Please note: original photos were taken before the COVID-19 pandemic.
This is the daily reality for the 365 students and 16 teachers and staff at St. Peters Bwanga Primary School, as reported by Teacher Mr. Nicholas Yasisi.
"Every day I get a case about a student who is in pain or is experiencing diarrhea as a result of consuming dirty water. It is most common in the Early Childhood Development class, and it has really worried the parents. We tried talking to the children to only drink boiled water, but some of them don't listen and sometimes there isn't enough of it."
There is not a single source of water at this school. Every day, students trek to 3 different yet dirty sources of water for all of the drinking, cooking, and cleaning needs. The main source is a muddy stream, the second an unprotected spring, and the third simply a make-shift collection point for run-off water from a hill after it rains. No source is safe for drinking.
The main source, a stream from the nearby slopes, passes through the homes of several people. The water itself appears milky and has sand particles in it as it is quite shallow at the place where students can collect it. The unprotected spring carries similar characteristics as it is not clear and has large moss plants growing in it. The other surface water passes through multiple sugarcane plantations, carrying with it all of the chemicals, fertilizers, and pesticides from the crops.
This water is the result of water seepage from the ground at various points before it channels through the farms into the small stream and out of a makeshift banana leaf pipe, where the students collect it.
While the school kitchen staff tries to boil all of the water before students drink it, there is not always enough firewood or time to do so. And even when some water is boiled, it runs out before everyone can get a drink. Thus, the dirty water is consumed untreated anyway and leads to high rates of waterborne diseases among students.
"We always have to wait for the water to be boiled for us to take it. We are many [in number] and water that is boiled is not enough to quench all of us. Also, sometimes it is still too hot to drink," explained student Janet.
With students arriving at 7:00 am and not going home until 5:00 pm, the students are called upon and sent out of school to get water whenever there is a need. Typically, that means several times a day. Each walk to fetch water is tiring and time-consuming, and students arrive back in school already too tired to focus. Their performance is hurting when they miss significant portions of their lessons, and the situation is intensified when they are kept out of school by their water-related illnesses.
What We Can Do:

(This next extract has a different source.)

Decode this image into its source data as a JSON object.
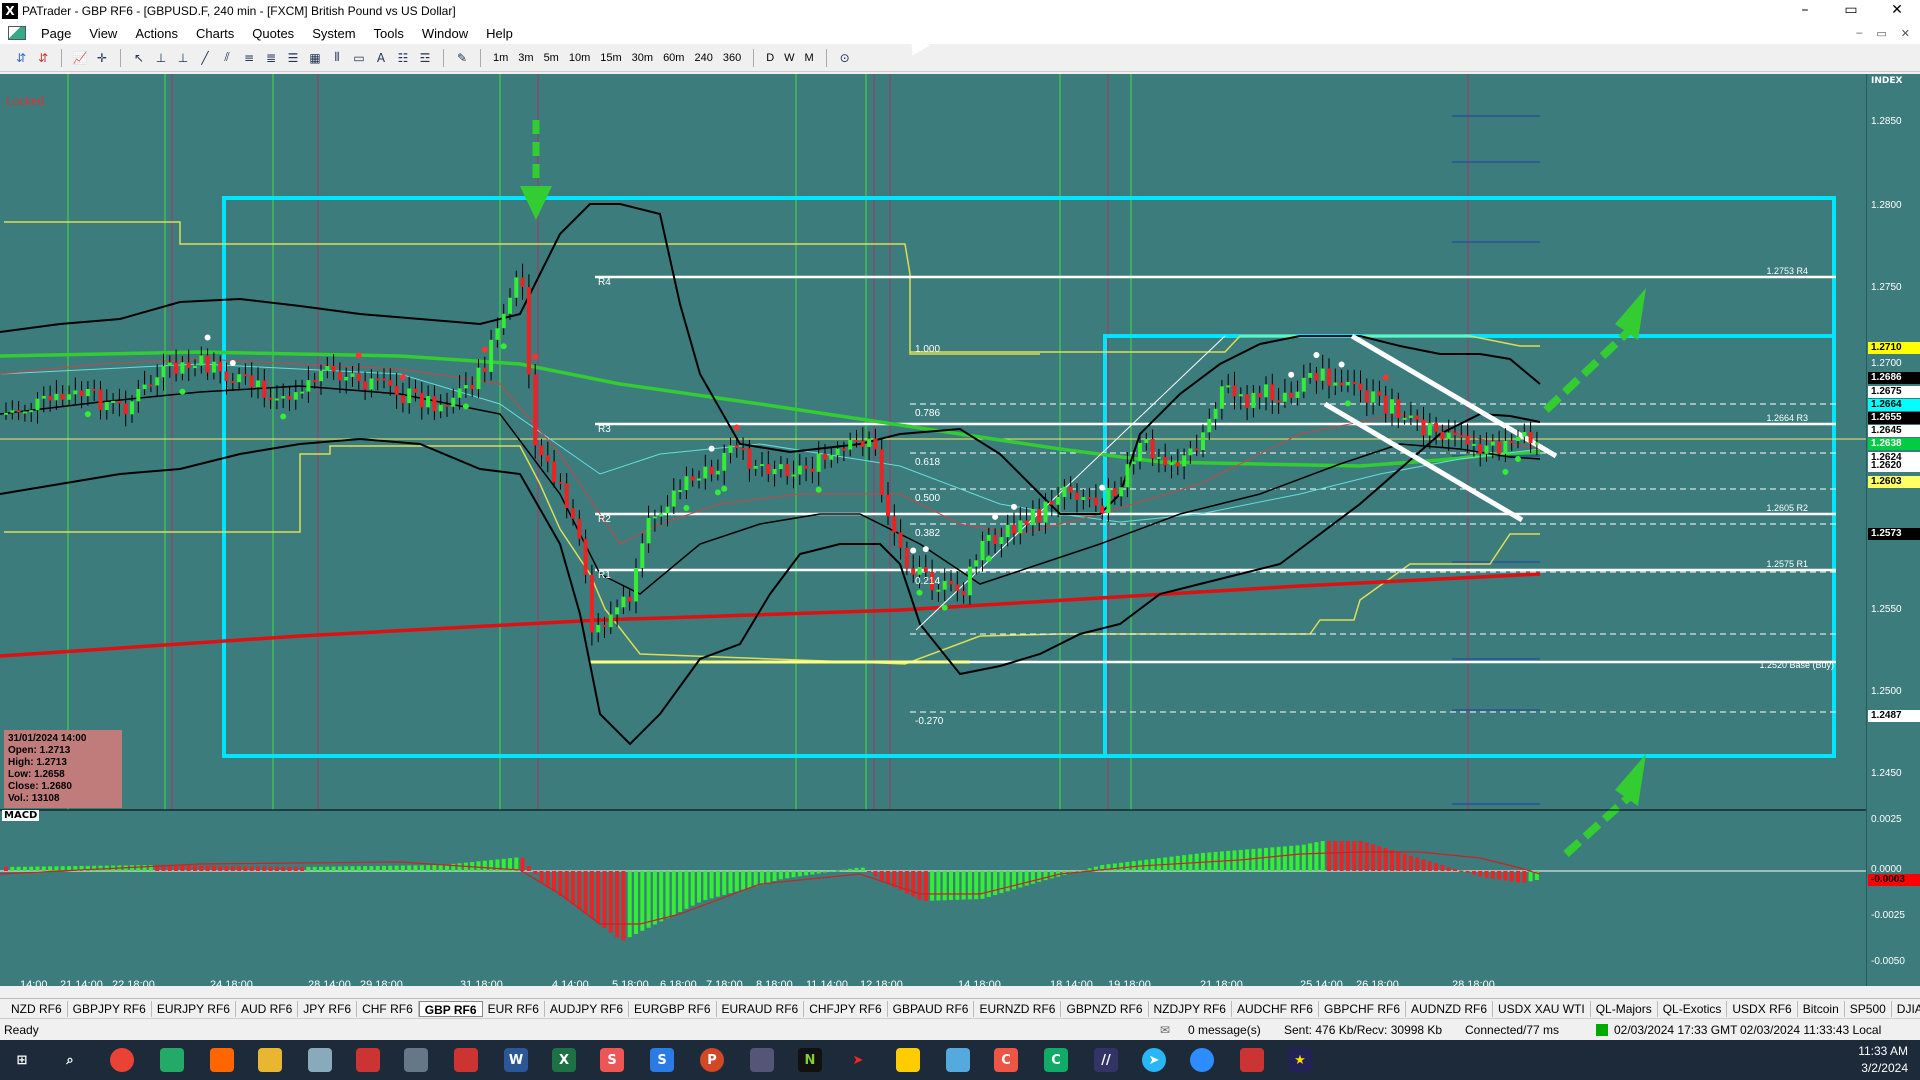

A 75,000-liter rainwater catchment tank will help alleviate the water crisis at this school. The school will help collect the needed construction materials such as sand, bricks, rocks, and water for mixing cement. We will complement their materials by providing an expert team of artisans, tools, hardware, and the guttering system. Once finished, this tank will begin catching rainfall that will be used by the school’s students and staff for drinking, handwashing, cooking, cleaning, and much more.
We and the school strongly believe that all of these components will work together to improve standards at this school, which will help lead to better student academic performance and will help to unlock the potential for these students to live better, healthier lives.
There is currently nowhere for students to wash their hands after using the latrines or before eating lunch, let alone the water to do so.
The student health club will oversee the 2 new handwashing stations we will provide, and make sure they are kept clean and in working condition. The club leaders will fill the handwashing stations with water daily and make sure they are always supplied with a cleaning agent such as soap or ash.
2 triple-door latrine blocks will be constructed with local materials that the school will help gather. 3 doors will serve the girls while the other 3 will serve the boys. All of these new latrines will have cement floors that are designed to be easy to use and to clean. And with a rain tank right on school property, there should be enough water to keep them clean.
Training on Health, Hygiene, COVID-19, and More
All primary and secondary schools are currently closed in Kenya due to the COVID-19 pandemic, but they are scheduled to reopen in January 2021. Once classes resume, we will schedule a training session with students, teachers, and parents. This intensive training will cover a wide range of topics including COVID-19 symptoms, transmission routes, and prevention; personal and environmental hygiene; and the operation and maintenance of the rain tank, latrines, and handwashing stations. There will be a special emphasis on handwashing.
Our team of facilitators will use a variety of methods to train, including participatory hygiene and sanitation transformation, and asset-based community development. We will initiate a student health club, which will prepare students to lead other pupils into healthy habits at school and at home. We will also lead lectures, group discussions, and provide illustrative handouts to teach health topics and ways to promote good hygiene practices within the school including handwashing and water treatment. We will then conduct a series of follow-up trainings before transitioning to our regularly scheduled support visits throughout the year.